Task item: Go through the entries and count the lines with the string "true" in them. Give only that number.

Exercise materials:
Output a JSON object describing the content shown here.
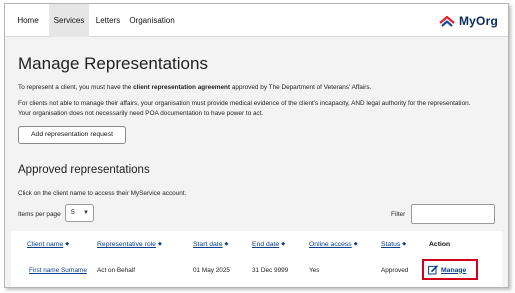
{
  "nav": {
    "tabs": [
      {
        "label": "Home",
        "active": false
      },
      {
        "label": "Services",
        "active": true
      },
      {
        "label": "Letters",
        "active": false
      },
      {
        "label": "Organisation",
        "active": false
      }
    ],
    "brand": "MyOrg"
  },
  "page": {
    "title": "Manage Representations",
    "intro_prefix": "To represent a client, you must have the ",
    "intro_bold": "client representation agreement",
    "intro_suffix": " approved by The Department of Veterans' Affairs.",
    "evidence_line1": "For clients not able to manage their affairs, your organisation must provide medical evidence of the client's incapacity, AND legal authority for the representation.",
    "evidence_line2": "Your organisation does not necessarily need POA documentation to have power to act.",
    "add_button": "Add representation request"
  },
  "approved": {
    "title": "Approved representations",
    "hint": "Click on the client name to access their MyService account.",
    "items_per_page_label": "Items per page",
    "items_per_page_value": "5",
    "filter_label": "Filter",
    "filter_value": "",
    "columns": [
      "Client name",
      "Representative role",
      "Start date",
      "End date",
      "Online access",
      "Status",
      "Action"
    ],
    "rows": [
      {
        "client_name": "First name Surname",
        "role": "Act on Behalf",
        "start": "01 May 2025",
        "end": "31 Dec 9999",
        "online": "Yes",
        "status": "Approved",
        "action": "Manage"
      }
    ]
  },
  "colors": {
    "link": "#0a3d8f",
    "highlight": "#d0021b",
    "brand": "#0b2a5b"
  }
}
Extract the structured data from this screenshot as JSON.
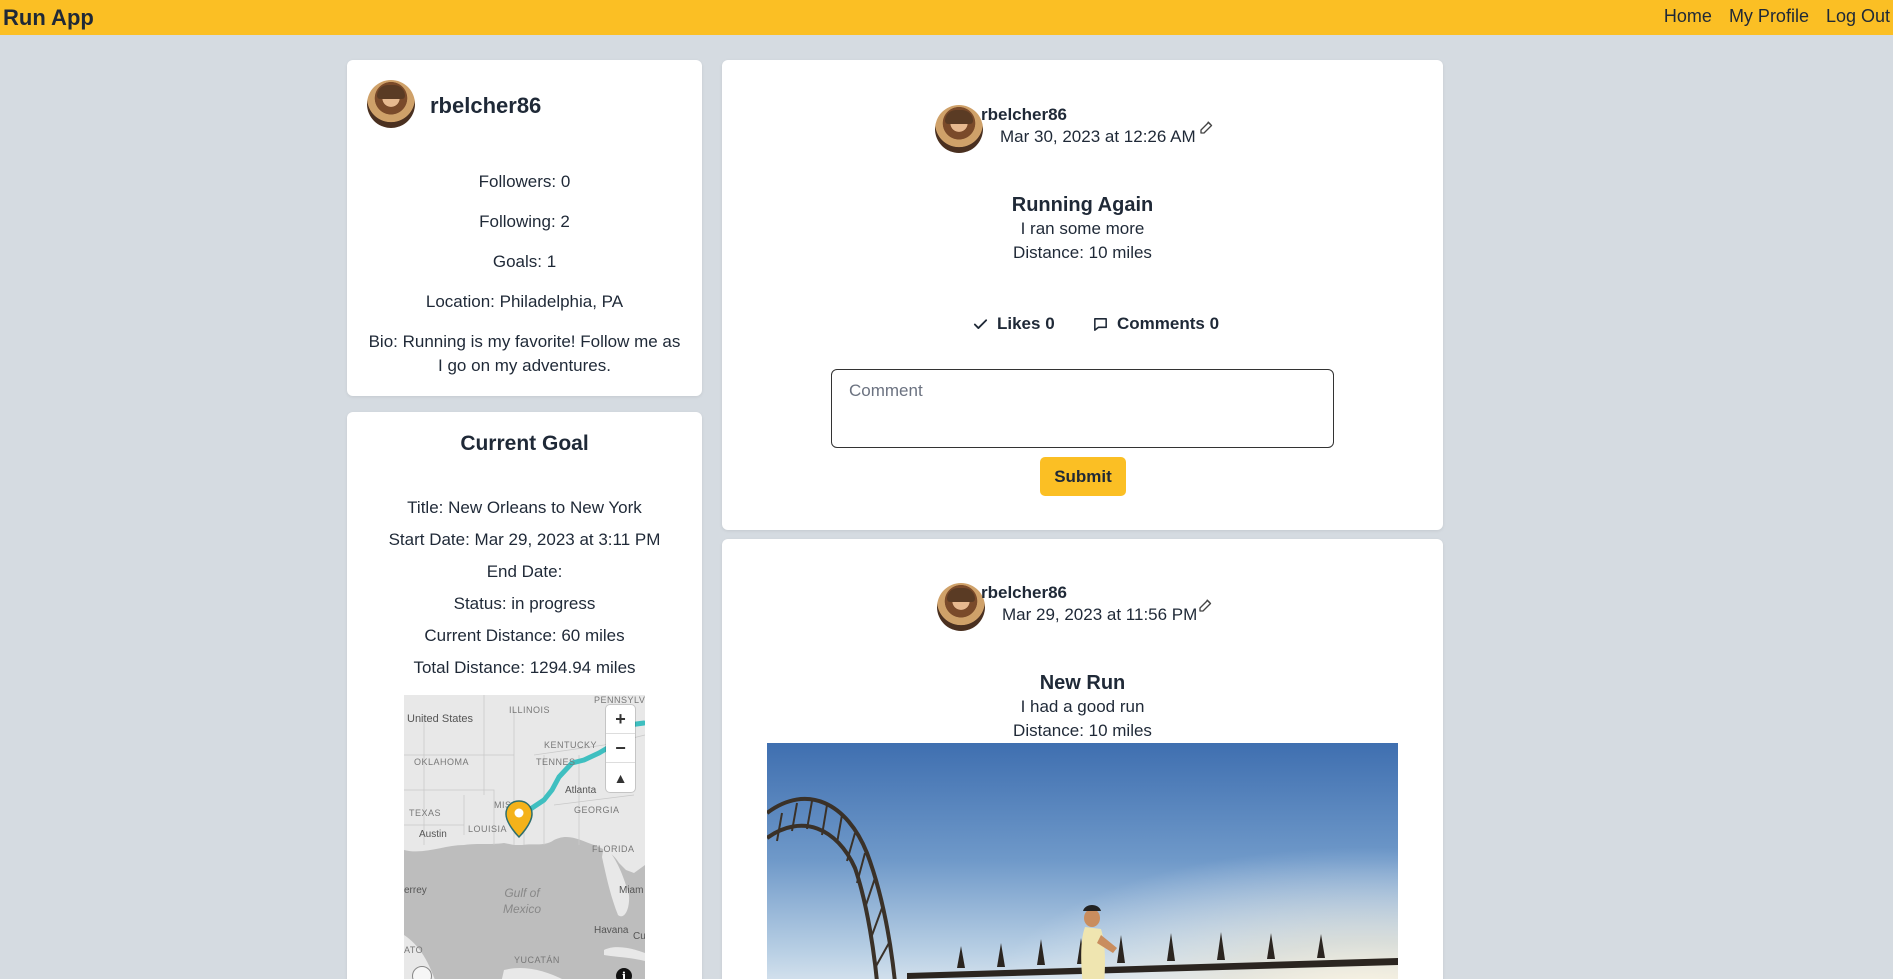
{
  "navbar": {
    "brand": "Run App",
    "links": [
      "Home",
      "My Profile",
      "Log Out"
    ]
  },
  "profile": {
    "username": "rbelcher86",
    "followers": "Followers: 0",
    "following": "Following: 2",
    "goals": "Goals: 1",
    "location": "Location: Philadelphia, PA",
    "bio": "Bio: Running is my favorite! Follow me as I go on my adventures."
  },
  "goal": {
    "heading": "Current Goal",
    "title": "Title: New Orleans to New York",
    "start_date": "Start Date: Mar 29, 2023 at 3:11 PM",
    "end_date": "End Date:",
    "status": "Status: in progress",
    "current_distance": "Current Distance: 60 miles",
    "total_distance": "Total Distance: 1294.94 miles",
    "map": {
      "labels": {
        "united_states": "United States",
        "illinois": "ILLINOIS",
        "pennsylvania": "PENNSYLV",
        "kentucky": "KENTUCKY",
        "oklahoma": "OKLAHOMA",
        "tennessee": "TENNES",
        "atlanta": "Atlanta",
        "mississippi": "MISSIS",
        "georgia": "GEORGIA",
        "texas": "TEXAS",
        "austin": "Austin",
        "louisiana": "LOUISIA",
        "florida": "FLORIDA",
        "gulf": "Gulf of Mexico",
        "terrey": "errey",
        "miami": "Miam",
        "havana": "Havana",
        "cuba": "Cu",
        "yucatan": "YUCATÁN",
        "ato": "ATO"
      },
      "zoom_in": "+",
      "zoom_out": "−",
      "compass": "▲",
      "info": "i"
    }
  },
  "posts": [
    {
      "username": "rbelcher86",
      "date": "Mar 30, 2023 at 12:26 AM",
      "title": "Running Again",
      "description": "I ran some more",
      "distance": "Distance: 10 miles",
      "likes": "Likes 0",
      "comments": "Comments 0",
      "comment_placeholder": "Comment",
      "submit": "Submit"
    },
    {
      "username": "rbelcher86",
      "date": "Mar 29, 2023 at 11:56 PM",
      "title": "New Run",
      "description": "I had a good run",
      "distance": "Distance: 10 miles"
    }
  ],
  "colors": {
    "accent": "#fbbf24",
    "background": "#d5dbe1",
    "card": "#ffffff",
    "route": "#3fbfc0",
    "pin": "#f4b21a"
  }
}
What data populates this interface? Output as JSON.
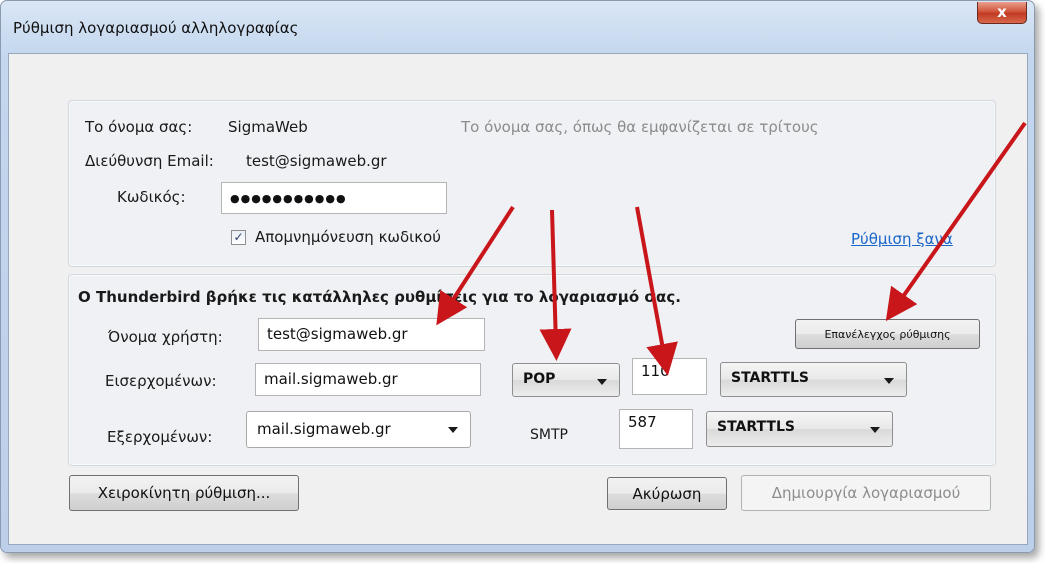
{
  "window": {
    "title": "Ρύθμιση λογαριασμού αλληλογραφίας",
    "close_glyph": "x"
  },
  "identity": {
    "name_label": "Το όνομα σας:",
    "name_value": "SigmaWeb",
    "name_hint": "Το όνομα σας, όπως θα εμφανίζεται σε τρίτους",
    "email_label": "Διεύθυνση Email:",
    "email_value": "test@sigmaweb.gr",
    "password_label": "Κωδικός:",
    "password_mask": "●●●●●●●●●●●",
    "remember_label": "Απομνημόνευση κωδικού",
    "remember_checked": true,
    "reconfigure_link": "Ρύθμιση ξανά"
  },
  "server": {
    "found_message": "Ο Thunderbird βρήκε τις κατάλληλες ρυθμίσεις για το λογαριασμό σας.",
    "username_label": "Όνομα χρήστη:",
    "username_value": "test@sigmaweb.gr",
    "recheck_button": "Επανέλεγχος ρύθμισης",
    "incoming_label": "Εισερχομένων:",
    "incoming_host": "mail.sigmaweb.gr",
    "incoming_protocol": "POP",
    "incoming_port": "110",
    "incoming_security": "STARTTLS",
    "outgoing_label": "Εξερχομένων:",
    "outgoing_host": "mail.sigmaweb.gr",
    "outgoing_protocol": "SMTP",
    "outgoing_port": "587",
    "outgoing_security": "STARTTLS"
  },
  "footer": {
    "manual_button": "Χειροκίνητη ρύθμιση...",
    "cancel_button": "Ακύρωση",
    "create_button": "Δημιουργία λογαριασμού"
  },
  "colors": {
    "annotation_arrow": "#c8161b",
    "link": "#1b66c9"
  }
}
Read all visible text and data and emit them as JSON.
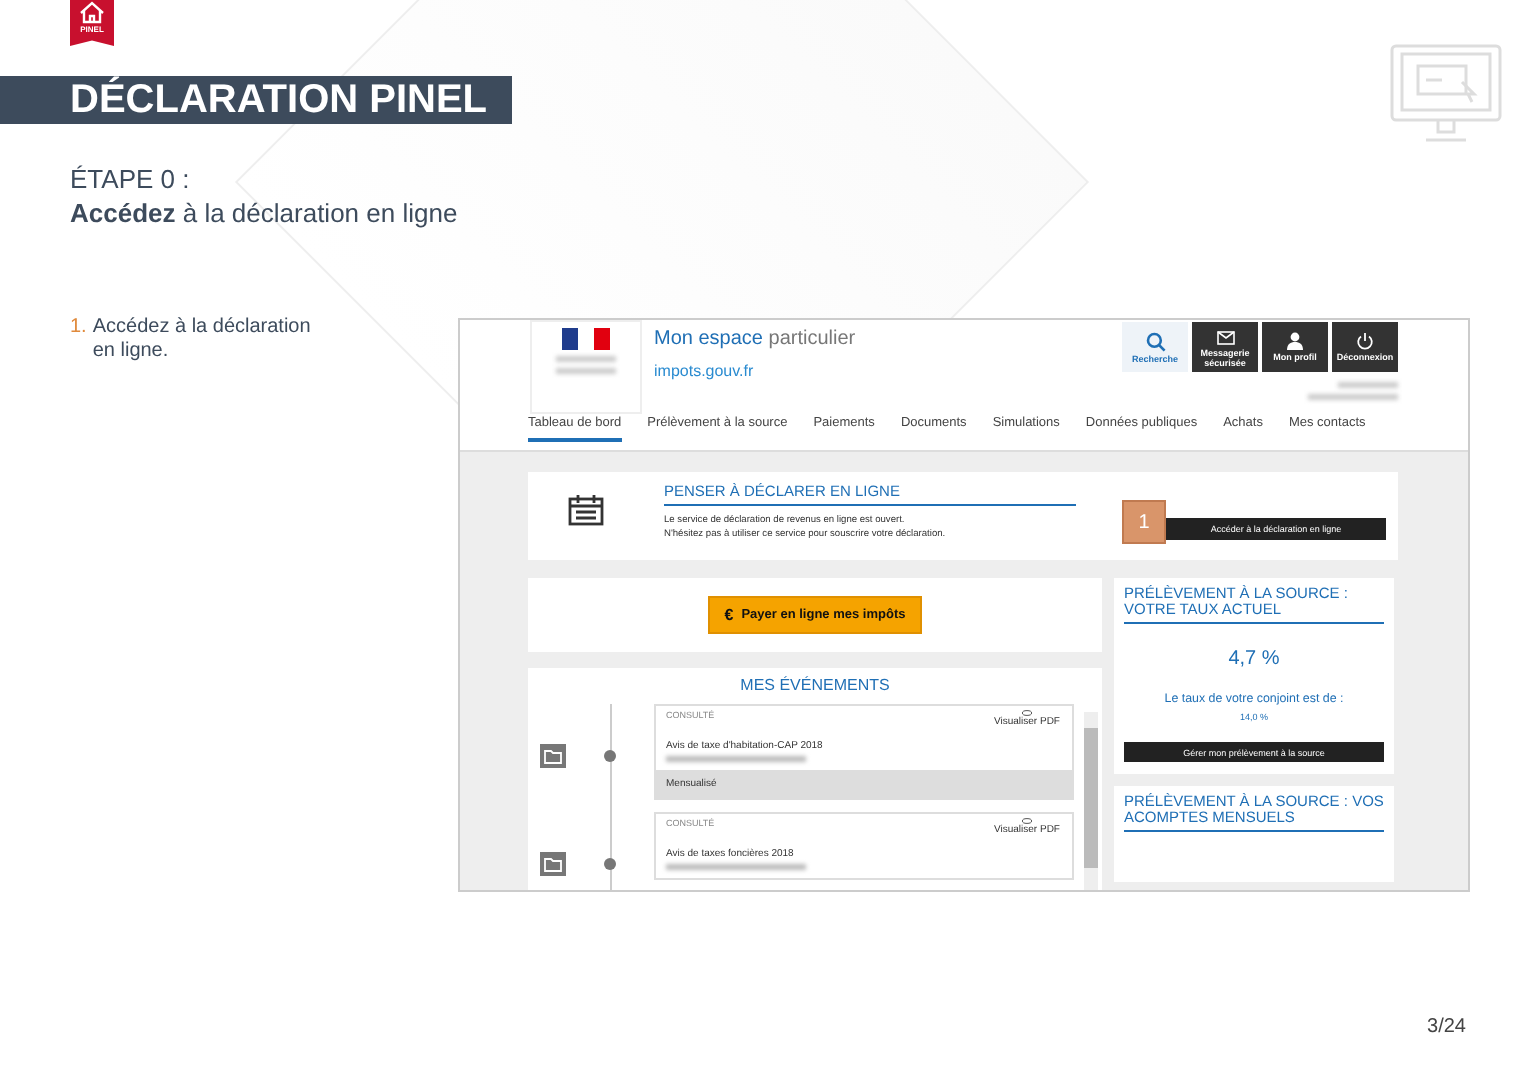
{
  "badge": {
    "label": "PINEL"
  },
  "title": "DÉCLARATION PINEL",
  "step": {
    "heading": "ÉTAPE 0 :",
    "subtitle": "**Accédez** à la déclaration en ligne"
  },
  "instructions": [
    {
      "number": "1.",
      "text": "Accédez à la déclaration en ligne."
    }
  ],
  "screenshot": {
    "header": {
      "site_title": "**Mon espace** particulier",
      "site_name": "impots.gouv.fr"
    },
    "header_buttons": [
      {
        "label": "Recherche",
        "kind": "search"
      },
      {
        "label": "Messagerie sécurisée",
        "kind": "mail"
      },
      {
        "label": "Mon profil",
        "kind": "profile"
      },
      {
        "label": "Déconnexion",
        "kind": "power"
      }
    ],
    "nav": [
      {
        "label": "Tableau de bord",
        "selected": true
      },
      {
        "label": "Prélèvement à la source",
        "selected": false
      },
      {
        "label": "Paiements",
        "selected": false
      },
      {
        "label": "Documents",
        "selected": false
      },
      {
        "label": "Simulations",
        "selected": false
      },
      {
        "label": "Données publiques",
        "selected": false
      },
      {
        "label": "Achats",
        "selected": false
      },
      {
        "label": "Mes contacts",
        "selected": false
      }
    ],
    "declare_card": {
      "title": "PENSER À DÉCLARER EN LIGNE",
      "text": [
        "Le service de déclaration de revenus en ligne est ouvert.",
        "N'hésitez pas à utiliser ce service pour souscrire votre déclaration."
      ],
      "step_badge": "1",
      "button": "Accéder à la déclaration en ligne"
    },
    "pay": {
      "icon": "€",
      "button": "Payer en ligne mes impôts"
    },
    "events": {
      "title": "MES ÉVÉNEMENTS",
      "items": [
        {
          "status": "CONSULTÉ",
          "action": "Visualiser PDF",
          "name": "Avis de taxe d'habitation-CAP 2018",
          "note": "Mensualisé"
        },
        {
          "status": "CONSULTÉ",
          "action": "Visualiser PDF",
          "name": "Avis de taxes foncières 2018"
        }
      ]
    },
    "rate_card": {
      "title": "PRÉLÈVEMENT À LA SOURCE : VOTRE TAUX ACTUEL",
      "rate": "4,7 %",
      "spouse_label": "Le taux de votre conjoint est de :",
      "spouse_rate": "14,0 %",
      "button": "Gérer mon prélèvement à la source"
    },
    "installments_card": {
      "title": "PRÉLÈVEMENT À LA SOURCE : VOS ACOMPTES MENSUELS"
    }
  },
  "page_number": "3/24"
}
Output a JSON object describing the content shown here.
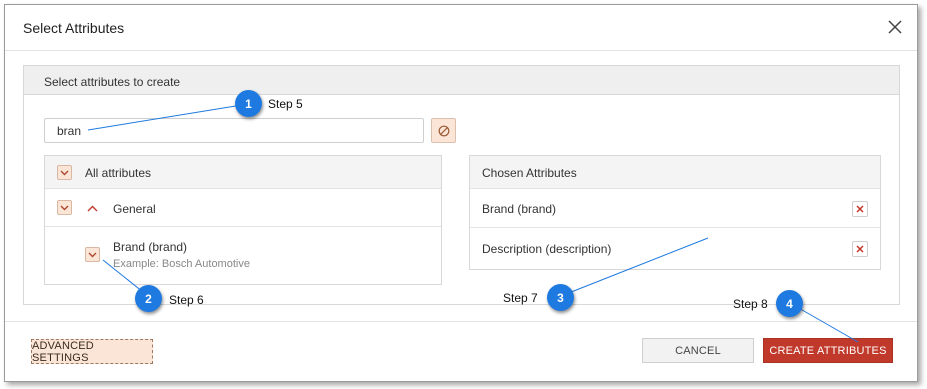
{
  "dialog": {
    "title": "Select Attributes",
    "close_icon": "close-icon"
  },
  "panel": {
    "heading": "Select attributes to create",
    "search": {
      "value": "bran",
      "placeholder": ""
    },
    "clear_icon": "clear-filter-icon",
    "all_attributes": {
      "header": "All attributes",
      "groups": [
        {
          "label": "General",
          "expanded": true,
          "items": [
            {
              "label": "Brand (brand)",
              "example": "Example: Bosch Automotive",
              "checked": true
            }
          ]
        }
      ]
    },
    "chosen": {
      "header": "Chosen Attributes",
      "items": [
        {
          "label": "Brand (brand)"
        },
        {
          "label": "Description (description)"
        }
      ]
    }
  },
  "footer": {
    "advanced_label": "ADVANCED SETTINGS",
    "cancel_label": "CANCEL",
    "create_label": "CREATE ATTRIBUTES"
  },
  "annotations": [
    {
      "number": "1",
      "label": "Step 5"
    },
    {
      "number": "2",
      "label": "Step 6"
    },
    {
      "number": "3",
      "label": "Step 7"
    },
    {
      "number": "4",
      "label": "Step 8"
    }
  ],
  "colors": {
    "accent": "#c0392b",
    "checkbox_fill": "#fbe5d6",
    "badge": "#1e7ae0"
  }
}
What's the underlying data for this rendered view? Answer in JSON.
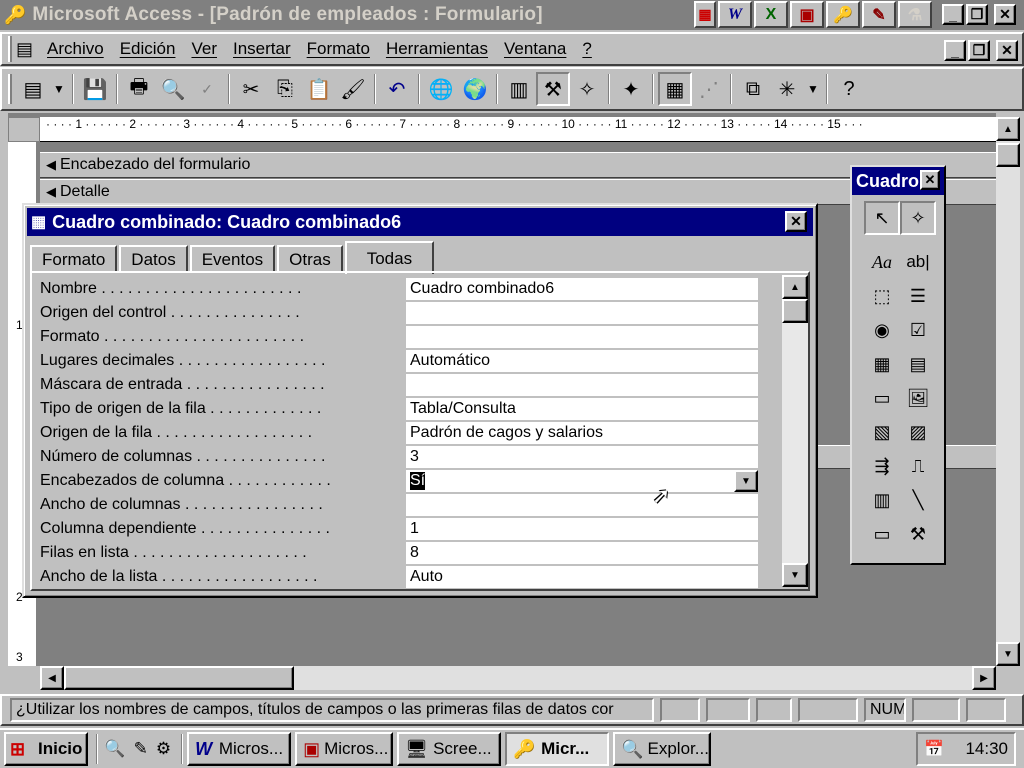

Result: 5